In 2019, Fisher Brewing produced 1,700 barrels out of its 10-barrel brewhouse, selling the suds solely at its own establishment. Dwyer estimates 90 percent of that was taproom sales, with 10 percent to-go purchases. However, in 2020, the pandemic forced the closure of its taproom. Now, around 70 percent of sales take place in the outdoor drinking area, and the rest is made by vending 25-ounce crowlers -- or 16-ounce cans, thanks to a mobile canning unit which travels down from Boise, Idaho.
The draft beer maxes out at 5 percent alcohol by volume (ABV), a legal limit in Utah that's been increased from the previous 4.0 percent since December. But to-go cans, holding higher-proof ales, are also available -- such as an annual Thanksgiving brown ale packing around 8 percent ABV or a Belgian strong ale at 9 percent.
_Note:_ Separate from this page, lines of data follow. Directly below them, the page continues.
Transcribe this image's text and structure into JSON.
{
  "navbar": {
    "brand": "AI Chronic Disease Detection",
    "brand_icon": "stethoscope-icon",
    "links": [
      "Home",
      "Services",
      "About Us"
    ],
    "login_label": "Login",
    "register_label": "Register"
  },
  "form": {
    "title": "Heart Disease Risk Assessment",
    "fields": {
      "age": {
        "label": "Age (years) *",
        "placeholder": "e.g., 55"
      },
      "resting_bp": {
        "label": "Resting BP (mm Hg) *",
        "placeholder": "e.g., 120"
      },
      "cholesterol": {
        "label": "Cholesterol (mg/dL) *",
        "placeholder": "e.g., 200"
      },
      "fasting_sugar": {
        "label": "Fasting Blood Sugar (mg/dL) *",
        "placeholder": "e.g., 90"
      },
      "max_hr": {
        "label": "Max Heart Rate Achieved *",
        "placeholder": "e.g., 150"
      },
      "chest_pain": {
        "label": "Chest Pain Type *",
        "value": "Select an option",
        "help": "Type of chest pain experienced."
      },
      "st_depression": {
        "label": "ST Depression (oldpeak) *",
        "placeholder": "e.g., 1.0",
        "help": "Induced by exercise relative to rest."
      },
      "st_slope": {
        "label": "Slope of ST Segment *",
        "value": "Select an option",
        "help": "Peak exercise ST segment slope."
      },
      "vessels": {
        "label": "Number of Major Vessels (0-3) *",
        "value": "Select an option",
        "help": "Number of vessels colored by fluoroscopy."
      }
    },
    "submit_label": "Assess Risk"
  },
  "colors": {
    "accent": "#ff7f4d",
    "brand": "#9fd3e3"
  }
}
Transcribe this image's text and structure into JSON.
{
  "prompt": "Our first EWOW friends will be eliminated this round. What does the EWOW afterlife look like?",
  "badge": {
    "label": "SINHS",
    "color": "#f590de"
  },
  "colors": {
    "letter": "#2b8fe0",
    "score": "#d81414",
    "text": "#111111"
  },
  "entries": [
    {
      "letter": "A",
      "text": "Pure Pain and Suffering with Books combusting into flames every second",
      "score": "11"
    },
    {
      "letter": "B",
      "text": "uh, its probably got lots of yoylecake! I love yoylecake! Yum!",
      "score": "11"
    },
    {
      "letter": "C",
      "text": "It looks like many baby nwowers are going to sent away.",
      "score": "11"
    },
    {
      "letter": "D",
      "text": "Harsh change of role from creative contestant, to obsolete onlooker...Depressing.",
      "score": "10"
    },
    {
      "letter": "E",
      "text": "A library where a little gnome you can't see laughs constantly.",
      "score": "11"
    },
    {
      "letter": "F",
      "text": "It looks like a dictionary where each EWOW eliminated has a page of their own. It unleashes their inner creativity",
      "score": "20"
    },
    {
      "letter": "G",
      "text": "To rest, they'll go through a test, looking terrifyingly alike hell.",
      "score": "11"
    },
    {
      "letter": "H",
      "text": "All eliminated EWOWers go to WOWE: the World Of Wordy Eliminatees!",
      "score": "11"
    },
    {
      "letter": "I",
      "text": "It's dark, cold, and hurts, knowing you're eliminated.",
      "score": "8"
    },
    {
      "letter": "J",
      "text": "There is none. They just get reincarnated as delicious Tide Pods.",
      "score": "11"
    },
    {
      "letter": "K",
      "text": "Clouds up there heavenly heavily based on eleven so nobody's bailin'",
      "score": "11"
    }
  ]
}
Dwyer stresses community involvement, noting that Fisher's presently-closed taproom has previously served as a space for yoga sessions, movie nights, and fundraisers for environmental causes. Fisher Brewing has also used ingredients in its beers from a local community garden, the Salt Lake Roasting Co. (for a coffee stout), and The Chocolate Conspiracy (utilizing their cacao nibs; The Chocolate Conspiracy has also made bars incorporating the brewery's beer).
One recent fundraiser benefited a hard-hit, beloved, local antiquarian shop, Ken Sanders Rare Books. For decades, Sanders has also been the publisher of Edward Abbey's eco-countercultural novel, The Monkey Wrench Gang, featuring illustrations by underground cartoonist R. Crumb. Fisher released six Monkey Wrench Gang-themed beers, with Crumb's artwork decorating the cans. Dwyer called the releases "super-popular," and says, "It was a really cool collaboration -- to give new life to that artwork."
While the previous Fisher brewery existed for several decades in business, the newer one is reaching its own milestones. It just marked its fourth anniversary in February 2021. Dwyer says regulars stopped by to have a beer and pick up one of the celebratory canned releases. "We've got a really great community behind us," he notes, "and we see that and recognize that -- and it's great to mark that with an anniversary."
Favorite beers: A tough list to compile in toto, given four different owners, says Dwyer. Brewer Colby Frazier cut his teeth at the Hollister Brewing Company in Goleta, California, under brewer Eric Rose, and has interacted with the fine folks at Russian River Brewing Company and Lost Abbey. Dwyer and Riemondy have "good friends" running Girdwood Brewing in Alaska. Brown has been "a big fan of Fremont" in Seattle, among other craft breweries located there. Dwyer adds, "I've been a big fan of TRVE Brewing, out in Denver." And Dwyer also gives a shout-out to the "local brewing community," who assist each other, from time to time, with ingredients or packaging equipment. "Everybody's been great about helping out," says Dwyer.
Challenges: "Taking our bread-and-butter taproom and totally getting rid of it" -- at least, for now -- due to the pandemic, says Dwyer. It's forced the brewery to adapt, doing more canning for customers of to-go beers.
Opportunities: "To continue to be a community gathering point," says Dwyer. "We're looking forward to getting our bar back. And to build on these new recipes we've come up with for these high-strength beers and special releases, and keep those going as more of a fixture for the business, going forward."
Needs: "People to keep coming in," says Dwyer. "We are a customer-driven, in-person business."